WORK INSTRUCTION: Search the listing for the string "rooftop". Copy every line that has it.

(RECORDS PROVIDED)

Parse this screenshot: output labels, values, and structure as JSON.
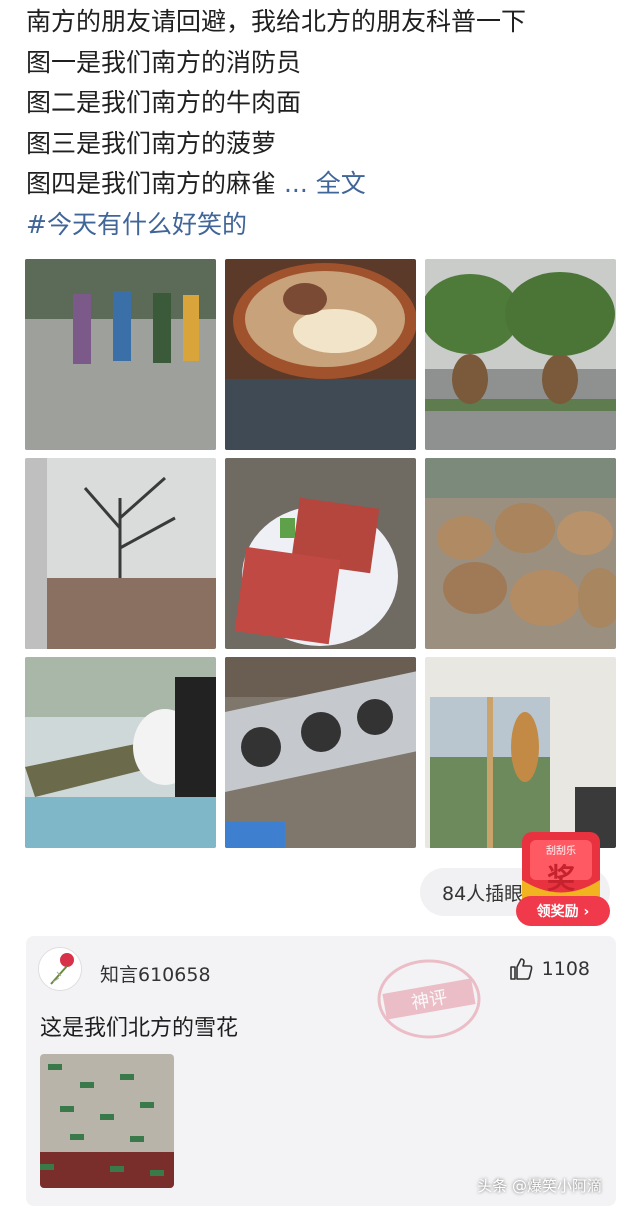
{
  "post": {
    "lines": [
      "南方的朋友请回避，我给北方的朋友科普一下",
      "图一是我们南方的消防员",
      "图二是我们南方的牛肉面",
      "图三是我们南方的菠萝",
      "图四是我们南方的麻雀"
    ],
    "ellipsis": " ...",
    "more_label": "全文",
    "hashtag": "#今天有什么好笑的"
  },
  "images": [
    {
      "subject": "costumed-figures-plaza"
    },
    {
      "subject": "beef-noodle-bowl"
    },
    {
      "subject": "palm-trees"
    },
    {
      "subject": "bare-tree-rooftop"
    },
    {
      "subject": "red-blocks-plate"
    },
    {
      "subject": "rock-pile"
    },
    {
      "subject": "crocodile-in-lace"
    },
    {
      "subject": "rooftop-fan-units"
    },
    {
      "subject": "cat-on-glass-door"
    }
  ],
  "read_count": "84人插眼",
  "reward": {
    "badge_top": "刮刮乐",
    "badge_char": "奖",
    "button_label": "领奖励 ›"
  },
  "comment": {
    "username": "知言610658",
    "likes": "1108",
    "text": "这是我们北方的雪花",
    "stamp_text": "神评"
  },
  "watermark": "头条 @爆笑小阿滴",
  "colors": {
    "link": "#406599",
    "reward_red": "#f0394a",
    "comment_bg": "#f3f3f5"
  }
}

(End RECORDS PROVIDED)

RESULT OF THIS TASK:
      "subject": "bare-tree-rooftop"
      "subject": "rooftop-fan-units"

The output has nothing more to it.